Tuesday, January 2, 2018

I am a seasoned citizen, not a senior citizen



























At her Speechwriter-Ghostwriter blog on December 31, 2017 there was another silly article by Jane Genova titled The Language of Aging – struggling how we/others should refer to ourselves. She claimed no one wants to be classified as old but:

“Yet there are no alternatives which aren’t loaded down with rhetorical problems.”

Jane based that silly statement on an article from December 29, 2017 in the Washington Post by Laura L. Carstensen titled In search of a word that won’t offend ‘old’ people. Laura said:

“Alternative terms range from distant but respectful to outright patronizing. None of them are appealing to old people. The most widely used are ‘senior citizens,’ ‘retirees,’ ‘the elderly’ and ‘elders.’ Then there are the derogatory terms, such as ‘geezers’ and ‘coots,’ mostly whispered behind closed doors. And there are terms such as ‘sages,’ which frankly go too far in the opposite direction, as plenty of old people are a far cry from wise.”

Clearly neither Laura nor Jane had looked very far or very deeply. And Jane even suggested there should be a contest to come up with a new term! There are other more derogatory terms like the gassy "old farts" and the even worse Yiddish solids "alte kokkers." 

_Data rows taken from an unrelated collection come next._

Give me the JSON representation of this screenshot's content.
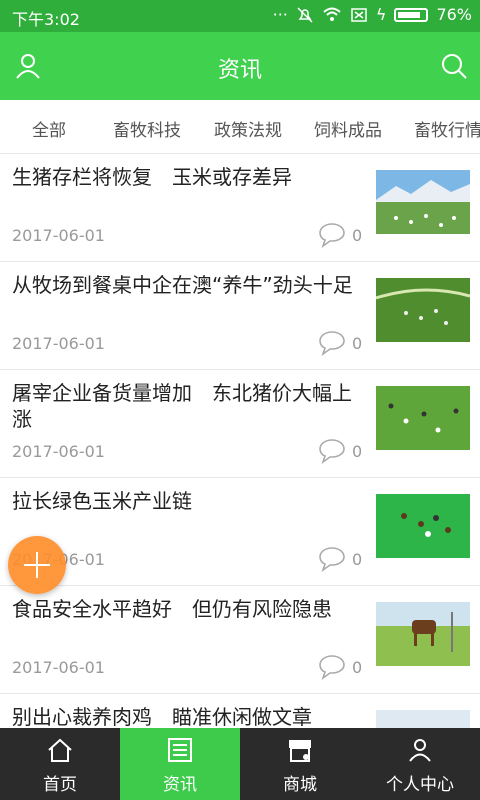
{
  "status_bar": {
    "time": "下午3:02",
    "icons": [
      "dots-icon",
      "mute-icon",
      "wifi-icon",
      "sim-icon",
      "charging-icon",
      "battery-icon"
    ],
    "battery": "76%"
  },
  "header": {
    "title": "资讯",
    "left_icon": "user-icon",
    "right_icon": "search-icon",
    "background": "#40d14f"
  },
  "categories": [
    "全部",
    "畜牧科技",
    "政策法规",
    "饲料成品",
    "畜牧行情"
  ],
  "articles": [
    {
      "title": "生猪存栏将恢复　玉米或存差异",
      "date": "2017-06-01",
      "comments": "0",
      "thumbnail": "mountain-pasture-sheep"
    },
    {
      "title": "从牧场到餐桌中企在澳“养牛”劲头十足",
      "date": "2017-06-01",
      "comments": "0",
      "thumbnail": "green-field-herd"
    },
    {
      "title": "屠宰企业备货量增加　东北猪价大幅上涨",
      "date": "2017-06-01",
      "comments": "0",
      "thumbnail": "grassland-cattle"
    },
    {
      "title": "拉长绿色玉米产业链",
      "date": "2017-06-01",
      "comments": "0",
      "thumbnail": "green-meadow-cattle"
    },
    {
      "title": "食品安全水平趋好　但仍有风险隐患",
      "date": "2017-06-01",
      "comments": "0",
      "thumbnail": "horses-field"
    },
    {
      "title": "别出心裁养肉鸡　瞄准休闲做文章",
      "date": "",
      "comments": "",
      "thumbnail": "pasture"
    }
  ],
  "fab": {
    "icon": "plus-icon",
    "color": "#ff8c28"
  },
  "bottom_nav": [
    {
      "label": "首页",
      "icon": "home-icon"
    },
    {
      "label": "资讯",
      "icon": "news-icon",
      "active": true
    },
    {
      "label": "商城",
      "icon": "store-icon"
    },
    {
      "label": "个人中心",
      "icon": "profile-icon"
    }
  ]
}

But we don’t need a new term, since “seasoned citizen” is reasonable and has been out there being used for a considerable time. For example, on July 30, 2017 in The Inquirer (Philly.com) Stacy Burling had an article titled ‘Seasoned?’ ‘Lucky?’ Readers join in the debate over what to call older people.

How long has that phrase been around? A decade ago on July 12, 2007 Rush Limbaugh used it in a column titled Seasoned Citizen gets advice on writing book And it appeared in an article by William Ecenbarger on December 22, 2004 in the Christian Science Monitor titled 'Senior citizen' is a euphemism that just doesn't fit. Back in 1984 Mary Lewis Coakley used it as the subtitle for her book, How to Live Life to the Fullest: A handbook for seasoned citizens. And further back in the May 1979 issue of The Rotarian a letter to the editor on page 50 by Wilferd A. Peterson said:

“The other day a friend who is also against the ‘senior citizen’ label called on us. She said she had either invented or run across a title she liked much better. I don’t know who originated it, but I like it. Her contribution was ‘seasoned citizen.’ That suggests a superior person, someone who has been through all the seasons of living, spring, summer, fall, and winter. ‘Senior’ means that someone has attained the honor or a title simply because of his age; it fails to suggest on-going, vital ability as ‘seasoned citizen’ does.”


Another recent article by Adrienne Kavelle on March 29, 2017 in the Somers, NY News (TAP into Somers) titled The ‘Seasoned Citizen’ explained it this way: 

Why ‘Seasoned Citizen’? Think about it—seasoning brings out the best in everything. Aged or seasoned wine; seasoned wood; seasoned food. Seasoning adds more flavor, more zest. To be seasoned is to become more experienced, have more time invested in living and sometimes, even if only by osmosis, learn to appreciate the wonders of the universe; to be saturated with life. That is why ‘Seasoned Citizen’ as opposed to any other title.


A Seasoned Citizen is someone who has lived through events younger people will never know. Someone who has weathered loss and change and should be revered, and not just relegated to the back seat of the car or a 10 percent discount. A Seasoned Citizen has borne the trials of living and has emerged a winner!”

The image shows a bottle of red pepper flakes.

Near the end of her article Laura L. Carstensen mentioned another better term from gardening:

“Last spring, I met Maureen Conners, a fascinating woman who works in fashion technology, an emerging longevity industry (that is, a business providing the needs of older people, including education, travel and entertainment). She uses the word ‘perennials’ to refer to older customers.

Upon first hearing this term, I was startled. The symbolism it connotes is perfect. For one, ‘perennials’ makes clear that we’re still here, blossoming again and again. It also suggests a new model of life in which people engage and take breaks, making new starts repeatedly. Perennials aren’t guaranteed to blossom year after year, but given proper conditions, good soil and nutrients, they can go on for decades. It’s aspirational.”

Stacy Burling’s article also pointed out that we could get more specific:

“Here’s what Bonnie Dalzell, who turned 80 this year, suggested: ‘Refer to those in their 70s as septuagenarians, those in their 80s, octogenarians, those in their 90s, nonagenarians, those who reach 100 or more, centenarians. Those in their 60s will love their ‘label’ – sexagenarians!’  True that, but, selfishly, I don’t want to have to spell septuagenarian more than once a year.”




















The table shown above lists all the names for The Genarians by decades from a February 2, 2011 article at The Writer’s Workshop.

For more, see the January 10th blog post titled What we should call older people, acronyms for their organizations, and their sounds.  

1 comment:

Cleon Cox said...

Nicely done Dr. Garber.
Cleon